Put 40 authors in a room and tell them to write a unified story. And then make them speak different languages. And then make some of them kings and some of them paupers. And then demand each of them write in a different genre. And then separate these authors geographically over 3 continents where they cannot communicate and separate them historically over a span of 1500 years.
You’re not going to get a unified story. You are going to get a mess. It would be like taking some of the pieces of 40 different puzzles and trying to cram them together to make one picture. Whatever you get its going to be ugly.
But this is not the case with the Bible. Why? The power of the Holy Spirit! He took these men and these time periods and these languages and these circumstances and He produced this beautiful Book that tells a cohesive, unified story.
The story of Christ! This inerrant, infallible, authoritative, sufficient Book tells us of Christ. Praise the Holy Spirit for giving us this Book. But what the Book points to is exactly what the Holy Spirit wants us to see: Christ! (cf. John 16:14)
Now, I have one more point here that I will mention briefly and then we will close. We have considered the Meaning of Inspiration, the Method of Inspiration, and finally let me just mention:
The Mystery of Inspiration
Here I just mean that while we’ve worked through this and seen the Biblical position on inspiration, there is still some mystery here, isn’t there?
I understand Paul writing and the Holy Spirit writing but fitting this all together takes us ultimately to the mysterious workings of our sovereign God. And yet we see the veracity and beauty of the Scriptures and we trust them.
What a glory it is to trust the Holy Spirit giving us His necessary, authoritative, sufficient, and clear Word. How wonderful that we have an inerrant and infallible Bible!
But this brings up another mystery to me. Since the Scriptures are the very Word of our great and glorious triune God, why are our bibles so dusty? Spurgeon said, “There is dust enough on some of your Bibles to write ‘damnation’ with your fingers.”
Let me close this post with some serious implications regarding all I’ve said. If the Bible really is the breathed-out words of the living God (and it is!),
Why do you not bring your Bible to church? Or why do you at times leave it there?
Why are you not reading it every day? If you do not read your Bible every day but still have a social media account and Netflix, you are living in folly.
Why do you not read the Bible with your spouse and children?
How much contempt must we have for the Holy Spirit and our own children not to read the Good Book with them?
Why do you buy your children new clothes but not furnish them with good Bibles? Do you only care to clothe their bodies and not their souls?
Why do you disregard its precepts, its promises, its warnings?
Why do you treat this Book so frivolously and cavalierly?
Why do you not trust it as sufficient and obey it as the authority that it is? Since the Bible is God’s Word, to disbelieve or disobey the Bible is to disbelieve or disobey God.

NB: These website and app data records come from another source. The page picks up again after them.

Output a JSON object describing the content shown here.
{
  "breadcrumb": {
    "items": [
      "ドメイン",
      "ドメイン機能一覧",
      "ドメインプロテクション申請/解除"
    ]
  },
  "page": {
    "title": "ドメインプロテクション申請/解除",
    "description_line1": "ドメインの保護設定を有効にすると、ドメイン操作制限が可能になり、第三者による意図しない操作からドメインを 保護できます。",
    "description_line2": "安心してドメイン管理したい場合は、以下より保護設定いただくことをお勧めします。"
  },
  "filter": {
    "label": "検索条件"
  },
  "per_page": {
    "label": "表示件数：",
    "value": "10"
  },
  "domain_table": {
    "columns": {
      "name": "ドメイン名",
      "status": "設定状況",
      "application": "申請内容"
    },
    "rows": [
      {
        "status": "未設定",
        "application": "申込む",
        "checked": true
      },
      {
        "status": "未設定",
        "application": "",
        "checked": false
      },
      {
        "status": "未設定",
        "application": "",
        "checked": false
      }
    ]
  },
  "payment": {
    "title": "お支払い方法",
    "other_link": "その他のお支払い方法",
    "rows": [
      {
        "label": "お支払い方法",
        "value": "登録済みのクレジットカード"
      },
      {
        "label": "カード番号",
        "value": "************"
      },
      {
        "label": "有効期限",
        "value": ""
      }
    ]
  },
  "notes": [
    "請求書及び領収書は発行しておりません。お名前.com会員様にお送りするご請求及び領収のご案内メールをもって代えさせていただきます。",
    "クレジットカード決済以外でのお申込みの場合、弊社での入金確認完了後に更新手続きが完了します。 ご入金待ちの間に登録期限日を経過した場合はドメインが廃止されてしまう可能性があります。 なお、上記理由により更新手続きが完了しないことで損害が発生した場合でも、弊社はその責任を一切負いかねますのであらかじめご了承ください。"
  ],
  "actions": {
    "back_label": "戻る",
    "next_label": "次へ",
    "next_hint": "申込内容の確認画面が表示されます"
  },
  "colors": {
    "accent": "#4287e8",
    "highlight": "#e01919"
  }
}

We could go on ad infinitum with questions like these! But please consider today, what a Book God has blessed you with. His very words! Do you not think He will hold you accountable for your lack of knowing His Book? You have time for so many things but not for His Book?
Will we prize this grand possession that the Holy Spirit has given us? Will we repent of any disregard practically or theologically that we have had concerning this great Book?
Beloved, let us cherish these 66 Books that tell us the story of Jesus. Let us give our lives to trusting these words. Let us give our time, energy, and resources to knowing all this Book has for us and teaching it to others for the glory of our triune God.